When will the ASCANS be Announced?
June 8 update: NASA has updated its timeline and now says the new astronauts will be announced in June 2009. This likely supercedes the speculation presented below that the announcement may take longer. Note that I fixed a typographical error in the paragraph above that said August but was supposed to say April.
Until recently, I thought May was going to be the big month for new astronaut announcements, with Europe, Canada, and NASA releasing their picks. Indications now are that the names of the selectees will be released later. How much later is open to some speculation. Over the past couple of weeks, rumors have surfaced that NASA plans to make the big announcement sometime in June. I hope this is the case, but some recent developments lead me to question whether the big news will slip even further behind schedule.
To recap, the delay has already slipped from April to at least June 2009. On one hand, it is in NASA's best interest to make the announcement soon so that the medical tests done on interviewees don't become stale. However, economic and political forces may win and force the selection to be delayed a few more months.
A knowledgeable source who reads this blog pointed out that the House has frozen NASA's budget for human space flight pending an an outside review of the agency's post-Shuttle era plans. A post on spacepolitics.com showed how NASA's Exploration budget was cut significantly from the $3.96 billion requested by the President to $3.29 billion to maintain a level FY09 funding level in FY10. A statement by Rep. Alan Mollohan (D-WV) outlined a blue ribbon panel that will review the current vision for human space flight as a "time-out to allow the President to establish his vision for human space exploration and to commit to realistic future funding levels."

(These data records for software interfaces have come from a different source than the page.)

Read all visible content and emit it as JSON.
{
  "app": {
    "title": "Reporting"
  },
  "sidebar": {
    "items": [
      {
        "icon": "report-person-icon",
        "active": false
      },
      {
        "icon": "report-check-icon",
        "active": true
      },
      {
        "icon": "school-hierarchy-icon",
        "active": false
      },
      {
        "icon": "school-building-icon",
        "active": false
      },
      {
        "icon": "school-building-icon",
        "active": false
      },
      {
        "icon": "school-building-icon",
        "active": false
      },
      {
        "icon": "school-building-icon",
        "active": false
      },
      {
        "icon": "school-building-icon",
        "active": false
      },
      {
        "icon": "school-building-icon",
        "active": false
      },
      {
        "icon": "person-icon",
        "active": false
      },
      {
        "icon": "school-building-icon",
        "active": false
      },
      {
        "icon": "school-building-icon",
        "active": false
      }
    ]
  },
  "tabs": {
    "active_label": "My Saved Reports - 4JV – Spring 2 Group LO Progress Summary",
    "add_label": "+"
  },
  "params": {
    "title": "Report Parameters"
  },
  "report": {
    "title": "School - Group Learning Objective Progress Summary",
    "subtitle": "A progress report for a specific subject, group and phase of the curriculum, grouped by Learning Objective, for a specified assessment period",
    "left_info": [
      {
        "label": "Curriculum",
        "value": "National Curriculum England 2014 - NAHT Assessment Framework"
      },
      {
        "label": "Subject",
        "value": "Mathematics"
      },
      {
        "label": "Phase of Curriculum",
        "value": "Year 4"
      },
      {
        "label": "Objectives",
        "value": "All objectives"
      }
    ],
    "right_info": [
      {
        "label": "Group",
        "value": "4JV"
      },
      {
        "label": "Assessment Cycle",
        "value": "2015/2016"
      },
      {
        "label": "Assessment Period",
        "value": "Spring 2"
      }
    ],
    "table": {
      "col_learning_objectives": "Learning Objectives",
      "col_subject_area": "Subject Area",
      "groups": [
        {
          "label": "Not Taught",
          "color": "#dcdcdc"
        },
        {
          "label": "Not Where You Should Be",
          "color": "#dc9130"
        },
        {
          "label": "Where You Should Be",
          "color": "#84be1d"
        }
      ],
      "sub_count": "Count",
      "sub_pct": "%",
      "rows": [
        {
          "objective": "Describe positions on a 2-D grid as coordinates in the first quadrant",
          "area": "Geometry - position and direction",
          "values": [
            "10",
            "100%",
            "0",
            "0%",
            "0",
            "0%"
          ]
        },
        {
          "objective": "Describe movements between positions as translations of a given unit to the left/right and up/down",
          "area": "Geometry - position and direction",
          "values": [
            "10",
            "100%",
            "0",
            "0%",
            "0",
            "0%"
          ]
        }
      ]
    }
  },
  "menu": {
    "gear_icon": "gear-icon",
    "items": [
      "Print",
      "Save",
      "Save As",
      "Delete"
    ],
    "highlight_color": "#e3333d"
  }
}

In light of this current freeze on NASA's human spaceflight budget, a pending outside review of the agency's plans for replacing the Space Shuttle, and the forthcoming confirmation of a new NASA administrator, it may be unrealistic to expect the announcement of a new astronaut class until the panel has had a chance to at least start its work. One could take the position that it would be unwise for NASA to go ahead with its plans to hire new astronauts now in the midst of this uncertainty. I hope my source and I are wrong about this because I, for one, am very eager to hear the announcement. Thanks to this blog, I've gotten to know some of the (now 37) finalists, and I'm rooting for all of them.
The blue ribbon panel charged with helping chart the future of NASA's human spaceflight program is being called the "Augustine Human Space Flight Review Commission" after retired Lockheed Martin CEO Norm Augustine who will head it. One of the confirmed members of the commission is Astronaut Leroy Chiao, and you can chime in on your views on the future direction of human spaceflight on his blog. The Orlando Sentinel has released an unofficial list of the other commission members, and it seems to be an impressive bunch.
June 5 update: In a press release earlier today, NASA announced a website inviting the public to make its voice heard to the Review of U.S. Human Space Flight Plans Committee. You can even follow the committee on twitter. Maybe this won't be a long process after all, and perhaps the astronaut announcement will happen sooner rather than later.
In other news...
For some lighter reading, take a look at Leroy Chiao's witty and enlightening recent blog post about life in space.
Also, fellow astronaut hopeful Damaris Sarria has had several blog posts with pictures this past week during her trip to California to help inspect the Shuttle Atlantis and prepare it for its flight back to Florida on the carrier aircraft. She got to help close the Shuttle landing gear, pose next to the Atlantis cockpit, go inside the 747 carrier plane, and sit in its cockpit.
Long time readers of this blog know I'm a fan of the Japanese Kaguya lunar mission. I've blogged about it three times (1, 2, 3). Sadly, the impressive mission is going to come to an abrupt end on June 10, 2009 when it strikes the Moon in a controlled impact. More details on the time, location, and other details of what to expect with the impact are here.
I may write a separate blog post on this in a few days if I have time, but I wanted to let everyone know about the IEEE Spectrum magazine Special Report on Why Mars? Why Now?. It's chock full of some really great articles, slideshows, and podcasts about the need for human missions to Mars. Many of these articles dovetail nicely into my summer adventure at FMARS.
Finally, I'd like to wish everyone a happy World Environment Day (WED). WED has been celebrated on June 5 each year since 1972 and is one of the main ways the United Nations stimulates worldwide awareness of and action for the environment.